It’s likely that an “independent” Scotland would be weaker in defence and security terms as well, although defence is something the Nats don’t like to discuss. Too many anti-establishment votes at risk. Better to pretend that their Scotland wouldn’t have a military or a defence posture or even a foreign policy, a ridiculous position but acceptable to the SNP, apparently.
An “independent” Scotland would probably be weaker in diplomatic terms too, with less ability to influence decisions on a European or UN level, and with greater commitments in the way of embassies and consulates to be met from decreased resources.
One thing that doesn’t attract much comment is the strength of the body politic in an “independent” Scotland. A lesson of the Irish economic disaster is that small countries have less leverage when dealing with multi-national corporations, who come and go as they please while demanding favourable terms of business. They also have difficulties with their own large companies and sectors which tend to have undue influence, through funding and lobbying and just sheer size, on politics and policy. In a smaller pond the bigger fish can be bullies, to the detriment of democratic accountability.
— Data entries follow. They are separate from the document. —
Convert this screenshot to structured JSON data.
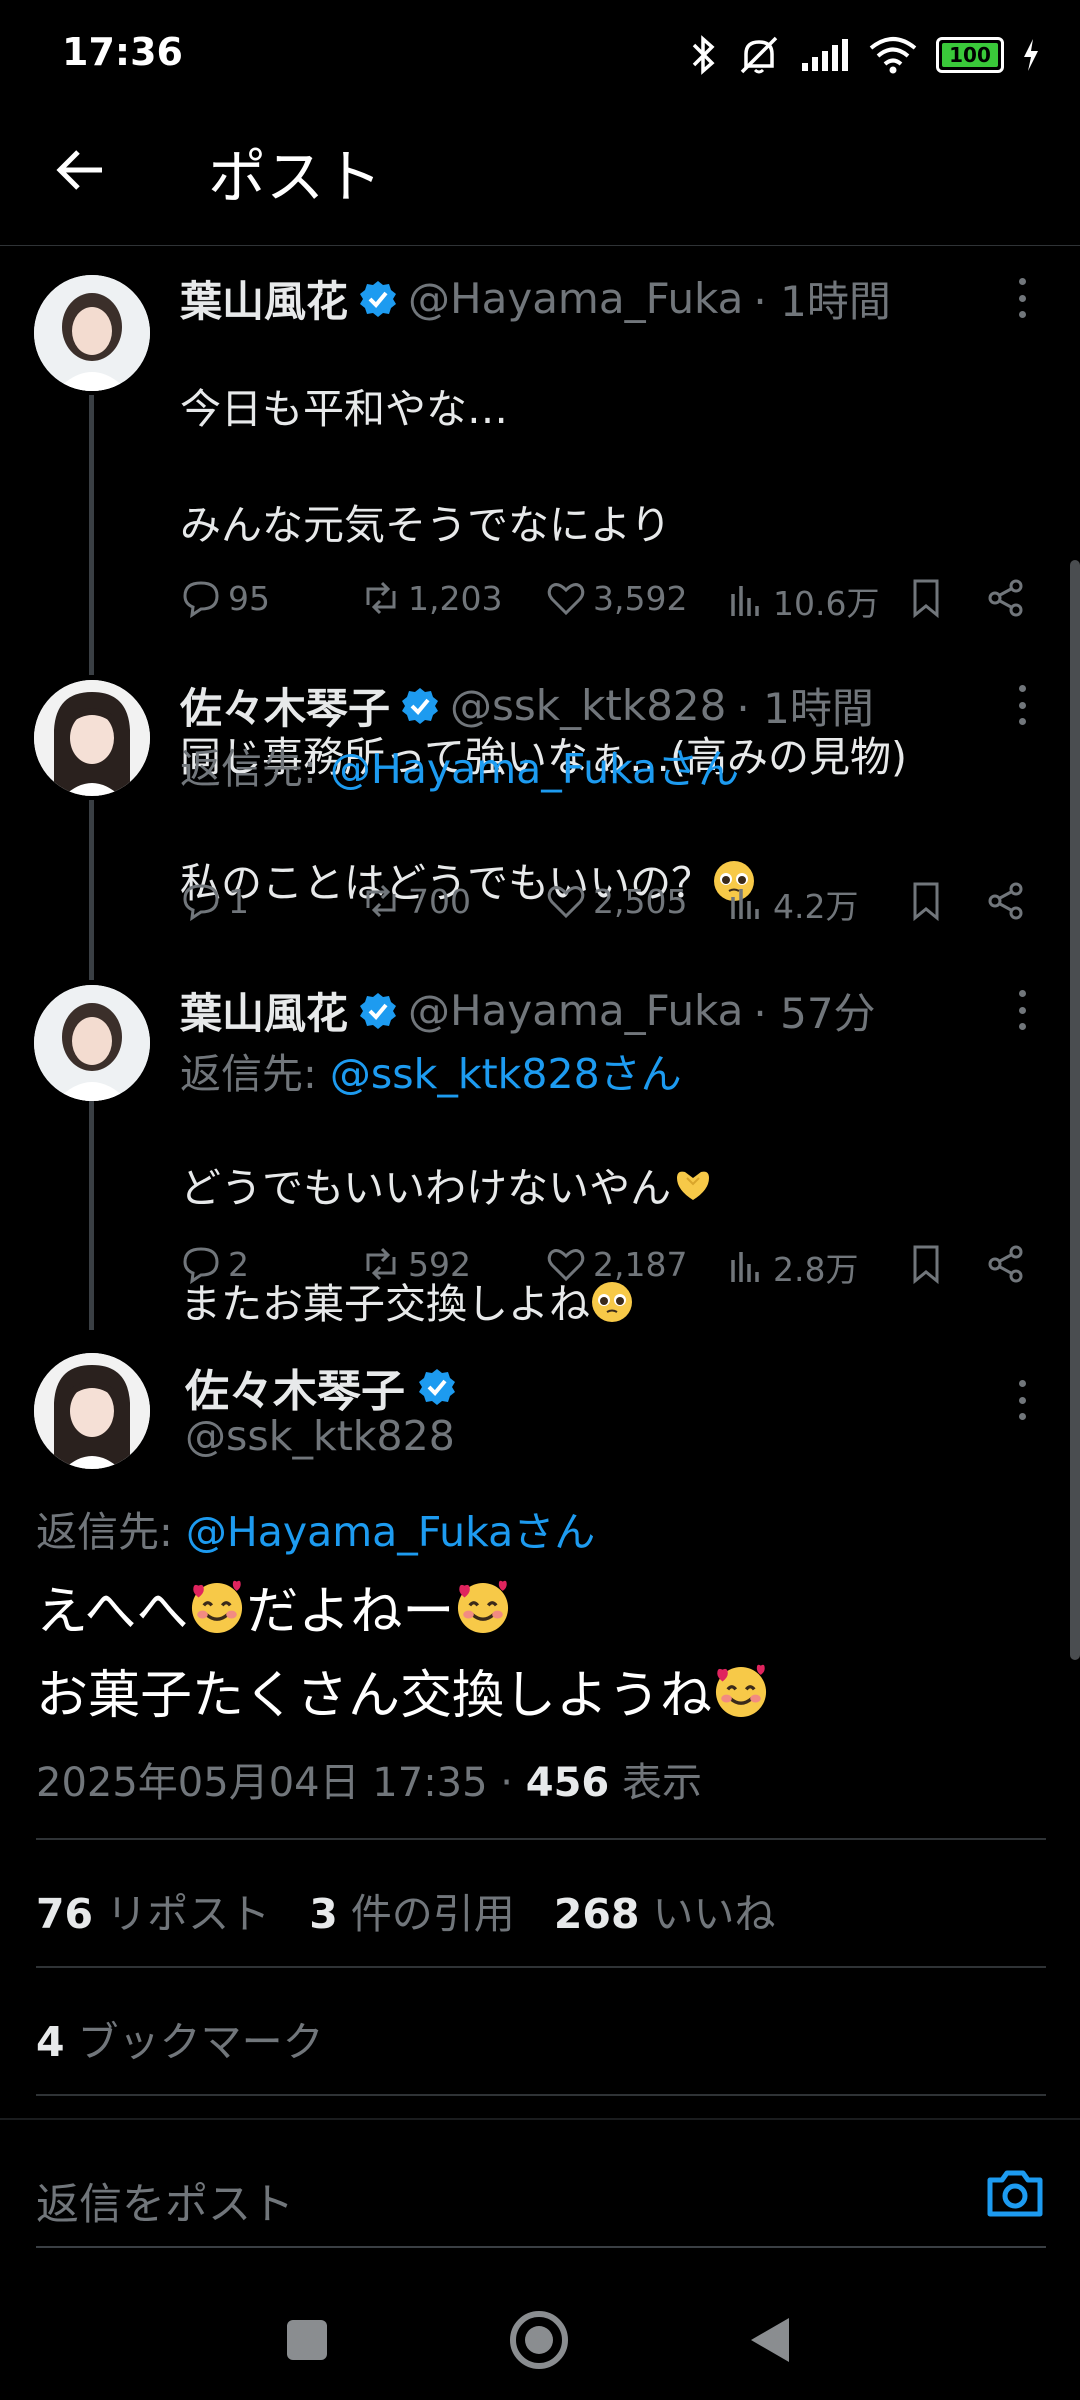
{
  "status_bar": {
    "time": "17:36",
    "battery": "100"
  },
  "header": {
    "title": "ポスト"
  },
  "thread": [
    {
      "name": "葉山風花",
      "handle": "@Hayama_Fuka",
      "time": "· 1時間",
      "reply_to_label": "",
      "reply_to_handle": "",
      "text_lines": [
        "今日も平和やな…",
        "みんな元気そうでなにより",
        "",
        "同じ事務所って強いなぁ…(高みの見物)"
      ],
      "replies": "95",
      "reposts": "1,203",
      "likes": "3,592",
      "views": "10.6万"
    },
    {
      "name": "佐々木琴子",
      "handle": "@ssk_ktk828",
      "time": "· 1時間",
      "reply_to_label": "返信先:",
      "reply_to_handle": "@Hayama_Fukaさん",
      "text_lines": [
        "私のことはどうでもいいの？"
      ],
      "replies": "1",
      "reposts": "700",
      "likes": "2,505",
      "views": "4.2万"
    },
    {
      "name": "葉山風花",
      "handle": "@Hayama_Fuka",
      "time": "· 57分",
      "reply_to_label": "返信先:",
      "reply_to_handle": "@ssk_ktk828さん",
      "text_lines": [
        "どうでもいいわけないやん",
        "またお菓子交換しよね"
      ],
      "replies": "2",
      "reposts": "592",
      "likes": "2,187",
      "views": "2.8万"
    }
  ],
  "main_tweet": {
    "name": "佐々木琴子",
    "handle": "@ssk_ktk828",
    "reply_to_label": "返信先:",
    "reply_to_handle": "@Hayama_Fukaさん",
    "line1a": "えへへ",
    "line1b": "だよねー",
    "line2": "お菓子たくさん交換しようね",
    "datetime": "2025年05月04日 17:35 · ",
    "views_count": "456",
    "views_label": " 表示",
    "reposts_count": "76",
    "reposts_label": " リポスト",
    "quotes_count": "3",
    "quotes_label": " 件の引用",
    "likes_count": "268",
    "likes_label": " いいね",
    "bookmarks_count": "4",
    "bookmarks_label": " ブックマーク"
  },
  "reply_bar": {
    "placeholder": "返信をポスト"
  },
  "colors": {
    "accent": "#1d9bf0",
    "muted": "#71767b",
    "background": "#000000"
  }
}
One question which Nationalists shy away from is: how would “independence” be achieved? What pain, what legal and political hoops would have to be negotiated? How long would the process take and would it be open to challenge? What would be the fate of the Scottish people, Scottish democracy, the Scottish economy and the development of Scottish prospects while the politicians and the constitutional lawyers and the international lawyers fight over the borders and mineral wealth and shared organisations and their ownership and governance and continued existence and financing or their demise and doling out of shares and responsibilities?
To list these, and other possible consequences of separation is not, as our Nationalist brethren claim, to do down Scotland in some way. These are legitimate concerns and Nationalists fail to address them. But for me they are only part of the objection to the Nationalist obsession with “independence”.
It’s not just that an “independent” Scotland might be weaker in some important aspects; it’s also that there is no evidence that it would be any better or stronger. And, for the life of me, I cannot see the sense of spending all of our political strength and public discourse for an unspecified number of years or decades, for an outcome for which there is no real evidence that the people of Scotland would be any better off at the end of the process than at the beginning.
Alex Gallagher is a Labour councillor on North Ayrshire Council. He blogs at Braveheart’s Blog.